Records provided START

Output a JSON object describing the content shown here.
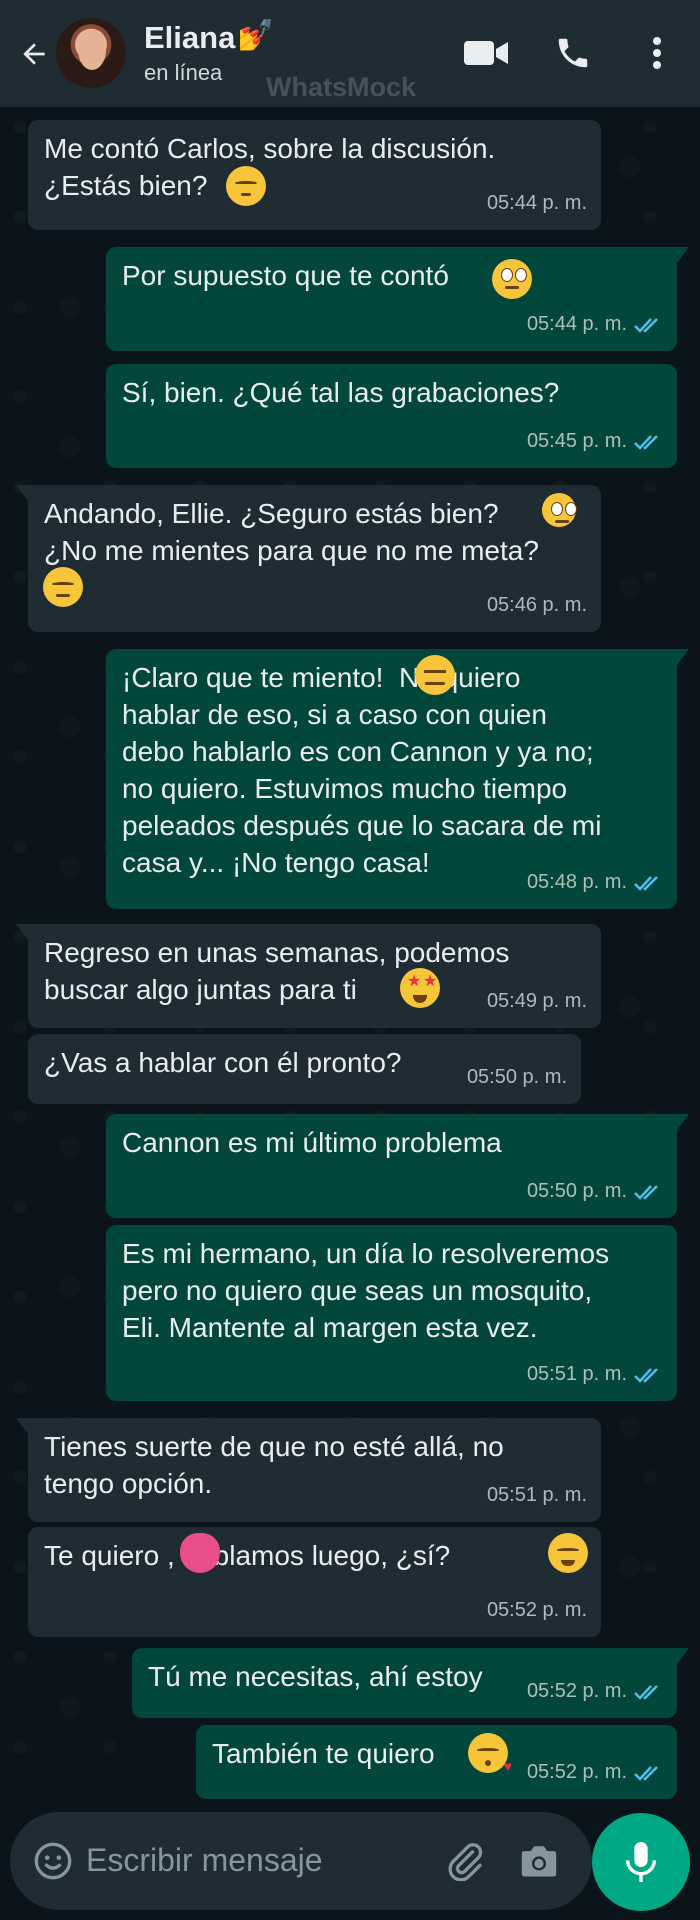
{
  "header": {
    "contact_name": "Eliana",
    "status": "en línea",
    "watermark": "WhatsMock",
    "name_emoji": "💅"
  },
  "messages": [
    {
      "dir": "in",
      "text": "Me contó Carlos, sobre la discusión.\n¿Estás bien?",
      "emoji": "pensive-face",
      "time": "05:44 p. m."
    },
    {
      "dir": "out",
      "text": "Por supuesto que te contó",
      "emoji": "eye-roll-face",
      "time": "05:44 p. m.",
      "read": true
    },
    {
      "dir": "out",
      "text": "Sí, bien. ¿Qué tal las grabaciones?",
      "time": "05:45 p. m.",
      "read": true
    },
    {
      "dir": "in",
      "text": "Andando, Ellie. ¿Seguro estás bien?\n¿No me mientes para que no me meta?",
      "emoji": "unamused-face",
      "time": "05:46 p. m."
    },
    {
      "dir": "out",
      "text": "¡Claro que te miento!  No quiero\nhablar de eso, si a caso con quien\ndebo hablarlo es con Cannon y ya no;\nno quiero. Estuvimos mucho tiempo\npeleados después que lo sacara de mi\ncasa y... ¡No tengo casa!",
      "emoji": "expressionless-face",
      "time": "05:48 p. m.",
      "read": true
    },
    {
      "dir": "in",
      "text": "Regreso en unas semanas, podemos\nbuscar algo juntas para ti",
      "emoji": "star-struck-face",
      "time": "05:49 p. m."
    },
    {
      "dir": "in",
      "text": "¿Vas a hablar con él pronto?",
      "time": "05:50 p. m."
    },
    {
      "dir": "out",
      "text": "Cannon es mi último problema",
      "time": "05:50 p. m.",
      "read": true
    },
    {
      "dir": "out",
      "text": "Es mi hermano, un día lo resolveremos\npero no quiero que seas un mosquito,\nEli. Mantente al margen esta vez.",
      "time": "05:51 p. m.",
      "read": true
    },
    {
      "dir": "in",
      "text": "Tienes suerte de que no esté allá, no\ntengo opción.",
      "time": "05:51 p. m."
    },
    {
      "dir": "in",
      "text": "Te quiero , hablamos luego, ¿sí?",
      "emoji": "smiling-face",
      "time": "05:52 p. m."
    },
    {
      "dir": "out",
      "text": "Tú me necesitas, ahí estoy",
      "time": "05:52 p. m.",
      "read": true
    },
    {
      "dir": "out",
      "text": "También te quiero",
      "emoji": "kissing-face",
      "time": "05:52 p. m.",
      "read": true
    }
  ],
  "input": {
    "placeholder": "Escribir mensaje"
  },
  "colors": {
    "header_bg": "#1f2c34",
    "incoming_bubble": "#1f2c34",
    "outgoing_bubble": "#03463b",
    "read_ticks": "#53bdeb",
    "mic_button": "#00a884"
  }
}
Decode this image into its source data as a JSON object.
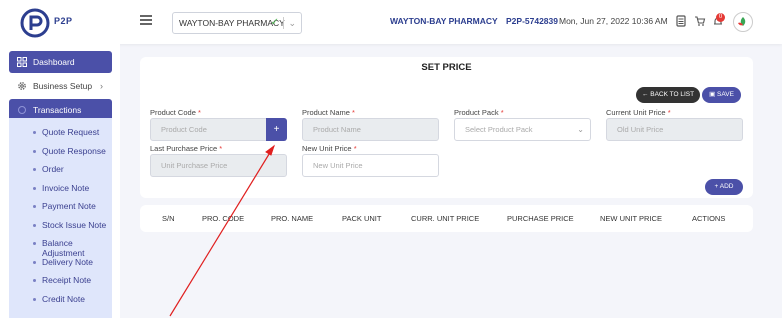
{
  "header": {
    "logo_text": "P2P",
    "branch": "WAYTON-BAY PHARMACY",
    "pharmacy_name": "WAYTON-BAY PHARMACY",
    "pharmacy_code": "P2P-5742839",
    "datetime": "Mon, Jun 27, 2022 10:36 AM",
    "notif_count": "0"
  },
  "sidebar": {
    "dashboard": "Dashboard",
    "business_setup": "Business Setup",
    "transactions": "Transactions",
    "sub_items": [
      "Quote Request",
      "Quote Response",
      "Order",
      "Invoice Note",
      "Payment Note",
      "Stock Issue Note",
      "Balance Adjustment",
      "Delivery Note",
      "Receipt Note",
      "Credit Note"
    ]
  },
  "form": {
    "title": "SET PRICE",
    "back_label": "BACK TO LIST",
    "save_label": "SAVE",
    "add_label": "ADD",
    "product_code_label": "Product Code",
    "product_code_placeholder": "Product Code",
    "product_name_label": "Product Name",
    "product_name_placeholder": "Product Name",
    "product_pack_label": "Product Pack",
    "product_pack_placeholder": "Select Product Pack",
    "current_price_label": "Current Unit Price",
    "current_price_placeholder": "Old Unit Price",
    "last_price_label": "Last Purchase Price",
    "last_price_placeholder": "Unit Purchase Price",
    "new_price_label": "New Unit Price",
    "new_price_placeholder": "New Unit Price",
    "required_mark": "*"
  },
  "table": {
    "columns": [
      "S/N",
      "PRO. CODE",
      "PRO. NAME",
      "PACK UNIT",
      "CURR. UNIT PRICE",
      "PURCHASE PRICE",
      "NEW UNIT PRICE",
      "ACTIONS"
    ]
  },
  "colors": {
    "primary": "#4b50a8",
    "dark_button": "#333333",
    "sidebar_sub_bg": "#dfe6fb",
    "annotation": "#e02020"
  }
}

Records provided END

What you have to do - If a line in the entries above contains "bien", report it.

The completed task -
      "text": "Me contó Carlos, sobre la discusión.\n¿Estás bien?",
      "text": "Sí, bien. ¿Qué tal las grabaciones?",
      "text": "Andando, Ellie. ¿Seguro estás bien?\n¿No me mientes para que no me meta?",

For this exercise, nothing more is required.